Other Stories of Interest

Border Patrol Finds Whopping $3M in Cash Stuffed in Car Trunk

Border Patrol found $3 million in cash stuffed in a trunk, via Border Patrol.

Border Patrol found $3 million in cash stuffed in a trunk, via Border Patrol.

By Steve Neavling
ticklethewire.com

Border Patrol agents are accustomed to finding cash or drugs packed away in vehicles.

But agents in San Diego were shocked when they opened the trunk of a car and found $3 million in cash, CNN reports.

“This is one of our larger cash seizures,” said Ralph DeSio, spokesman for the San Diego office of US Customs and Border Protection.

The bust is a major victory because it hurts the drug smugglers who rely on the cash.

The money was discovered in a Volkswagen Passat.

Other Stories of Interest

A Chat With A DEA Official About Detroit’s Drug Trade and the Influence of the Mexican Cartels

By Allan Lengel
ticklethewire.com

DETROIT — Carlos L. Mitchem II knows about the drug trade.

He’s been a Drug Enforcement Administration agent since 1991, and has been posted in places like Chicago and Tucson and in some of the world’s hot spots,  Mexico and Colombia, where major drug cartels have flourished.

More than four years ago, he came to Detroit where he was named an assistant special agent in charge.

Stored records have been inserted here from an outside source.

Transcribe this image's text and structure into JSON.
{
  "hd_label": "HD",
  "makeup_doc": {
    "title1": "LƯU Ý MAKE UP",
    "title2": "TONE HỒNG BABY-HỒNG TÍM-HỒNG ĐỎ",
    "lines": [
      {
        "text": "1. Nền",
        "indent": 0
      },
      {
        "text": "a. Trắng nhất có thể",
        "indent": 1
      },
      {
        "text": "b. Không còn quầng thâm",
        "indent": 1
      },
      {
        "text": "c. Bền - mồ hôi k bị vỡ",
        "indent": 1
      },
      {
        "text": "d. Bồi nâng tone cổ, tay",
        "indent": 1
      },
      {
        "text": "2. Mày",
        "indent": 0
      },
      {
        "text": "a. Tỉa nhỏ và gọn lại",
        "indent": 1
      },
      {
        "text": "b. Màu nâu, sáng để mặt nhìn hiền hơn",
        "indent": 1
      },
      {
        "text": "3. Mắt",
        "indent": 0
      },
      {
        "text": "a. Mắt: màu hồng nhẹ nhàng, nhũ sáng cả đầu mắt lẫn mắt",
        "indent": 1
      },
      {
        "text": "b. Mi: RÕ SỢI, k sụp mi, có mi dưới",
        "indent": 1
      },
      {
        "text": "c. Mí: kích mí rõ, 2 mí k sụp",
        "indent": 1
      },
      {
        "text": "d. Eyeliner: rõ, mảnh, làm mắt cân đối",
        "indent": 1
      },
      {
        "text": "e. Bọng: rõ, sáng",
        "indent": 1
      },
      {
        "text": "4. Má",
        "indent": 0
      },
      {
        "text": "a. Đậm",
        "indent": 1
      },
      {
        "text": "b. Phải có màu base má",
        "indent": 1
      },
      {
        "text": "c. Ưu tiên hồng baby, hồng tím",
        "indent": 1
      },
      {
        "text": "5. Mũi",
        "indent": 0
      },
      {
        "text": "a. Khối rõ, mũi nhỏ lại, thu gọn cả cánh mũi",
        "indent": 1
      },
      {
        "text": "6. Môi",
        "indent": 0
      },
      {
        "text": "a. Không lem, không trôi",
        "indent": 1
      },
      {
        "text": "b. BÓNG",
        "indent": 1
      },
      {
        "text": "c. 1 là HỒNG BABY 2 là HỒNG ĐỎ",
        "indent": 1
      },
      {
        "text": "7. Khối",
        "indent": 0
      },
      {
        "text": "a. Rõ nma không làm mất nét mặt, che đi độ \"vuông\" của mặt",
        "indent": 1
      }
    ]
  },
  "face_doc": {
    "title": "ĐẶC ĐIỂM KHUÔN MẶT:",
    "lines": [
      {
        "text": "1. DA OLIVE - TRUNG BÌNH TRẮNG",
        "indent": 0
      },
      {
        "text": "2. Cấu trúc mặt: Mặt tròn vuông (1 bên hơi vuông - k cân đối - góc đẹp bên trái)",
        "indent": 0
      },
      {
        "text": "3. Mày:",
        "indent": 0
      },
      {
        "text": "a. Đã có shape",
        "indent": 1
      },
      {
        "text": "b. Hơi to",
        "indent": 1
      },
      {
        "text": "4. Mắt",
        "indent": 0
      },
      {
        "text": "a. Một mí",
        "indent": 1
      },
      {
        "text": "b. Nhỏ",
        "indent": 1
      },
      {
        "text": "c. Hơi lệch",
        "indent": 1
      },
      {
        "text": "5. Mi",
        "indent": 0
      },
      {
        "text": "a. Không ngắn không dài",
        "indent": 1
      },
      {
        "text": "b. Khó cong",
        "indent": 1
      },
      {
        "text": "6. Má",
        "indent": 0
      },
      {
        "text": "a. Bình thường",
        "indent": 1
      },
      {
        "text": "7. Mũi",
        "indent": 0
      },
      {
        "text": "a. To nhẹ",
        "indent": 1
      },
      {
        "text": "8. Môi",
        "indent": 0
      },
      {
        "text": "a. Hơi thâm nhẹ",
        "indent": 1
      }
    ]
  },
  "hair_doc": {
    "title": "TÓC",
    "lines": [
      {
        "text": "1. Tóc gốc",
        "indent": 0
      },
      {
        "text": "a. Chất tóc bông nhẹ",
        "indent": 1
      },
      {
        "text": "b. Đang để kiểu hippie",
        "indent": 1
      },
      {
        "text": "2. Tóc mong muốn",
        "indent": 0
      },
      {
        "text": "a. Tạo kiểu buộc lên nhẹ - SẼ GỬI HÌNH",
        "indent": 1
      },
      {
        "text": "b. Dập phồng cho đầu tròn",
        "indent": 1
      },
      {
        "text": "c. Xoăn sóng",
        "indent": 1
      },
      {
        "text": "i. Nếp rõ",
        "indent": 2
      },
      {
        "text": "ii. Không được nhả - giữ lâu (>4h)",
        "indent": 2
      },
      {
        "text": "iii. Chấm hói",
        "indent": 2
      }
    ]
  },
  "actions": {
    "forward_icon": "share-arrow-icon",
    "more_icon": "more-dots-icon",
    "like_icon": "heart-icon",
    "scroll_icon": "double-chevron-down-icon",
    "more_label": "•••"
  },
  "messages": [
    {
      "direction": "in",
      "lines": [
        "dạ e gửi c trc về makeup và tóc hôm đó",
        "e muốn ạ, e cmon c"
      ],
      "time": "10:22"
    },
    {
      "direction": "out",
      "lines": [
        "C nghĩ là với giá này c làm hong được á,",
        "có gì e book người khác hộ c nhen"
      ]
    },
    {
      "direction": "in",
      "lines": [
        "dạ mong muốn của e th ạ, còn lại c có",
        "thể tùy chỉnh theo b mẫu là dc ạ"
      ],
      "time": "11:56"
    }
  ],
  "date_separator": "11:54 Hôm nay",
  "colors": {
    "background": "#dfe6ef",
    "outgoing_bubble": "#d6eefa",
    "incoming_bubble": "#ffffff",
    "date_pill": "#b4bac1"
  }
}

Times have changed over the years in Detroit. The big drug gangs like Young Boy Inc. no longer exist. Mitchem says the gangs are smaller and try to fly under the radar of law enforcement.

Mitchem, who sat down the other day with Allan Lengel, talks about the rise in popularity of heroin in the area and the presence of Mexican cartels in town.

Border Patrol Beefs Up Security After Claim That Agent Kidnapped

By Steve Neavling
ticklethewire.com 

A claim that a Border Patrol agent was kidnapped by a Mexican cartel has prompted the agency to increase safety in some border towns, UPI reports.

As new safety measures are taken, Border Patrol officials said no agents are missing from the Rio Grande Valley sector, but they are still trying to reach some off-duty agents.

One precaution being taken in the El Pastor sector, which includes 268 miles, agents are required to keep in constant contact with headquarters, UPI wrote.

“At this time, the authenticity of the phone call received by the La Joya Police Department is uncorroborated. Nevertheless through an abundance of caution, El Paso sector has enacted safety protocols sector wide. The sector maintains communication with headquarters of the Border Patrol and Customs and Border Protection,” the U.S. Border Patrol said.

Weekend Series on Crime: Mexican Cartels in the U.S

A Mexican Militia, Battling Michoacan Drug Cartel, Has American Roots

By Joshua Partlow
Washington Post Staff Writer

LA ESTACION, Mexico — Jorge Rios, 11 rifle rounds and a silver cross decorating his black flak jacket, lost his job as a dishwasher in Tucson for driving without a license. Santos Ramos Vargas, at 43 the oldest of this gang, got deported from Menlo Park, Calif., when he was caught carrying a pistol.

Adolfo Silva Ramos might be with his 2-year-old daughter in Orange County rather than wearing a camouflage cap and combat boots if he hadn’t been busted selling marijuana and crystal meth while in high school there. The two dozen men standing guard on a rutted road that cuts through these lime groves and cornfields are just one small part of a citizen militia movement spreading over the lowlands of western Mexico. But as they told their stories, common threads emerged: Los Angeles gang members. Deported Texas construction workers. Dismissed Washington state apple pickers.

Many were U.S. immigrants who came back, some voluntarily but most often not, to the desiccated job market in the state of Michoacan and found life under the Knights Templar drug cartel that controls the area almost unlivable. They took up arms because they were financially abused by the extortion rackets run by the Templars. Because they had family killed or wounded by their enemies. Because carrying a silver-plated handgun and collecting defeated narcos’ designer cellphones as war booty is more invigorating than packing cucumbers. Because they get to feel, for once, the sensation of being in charge.

To read the full story click here.

Weekend Series on Crime: The Kidnapping Tactics of the Mexican Cartel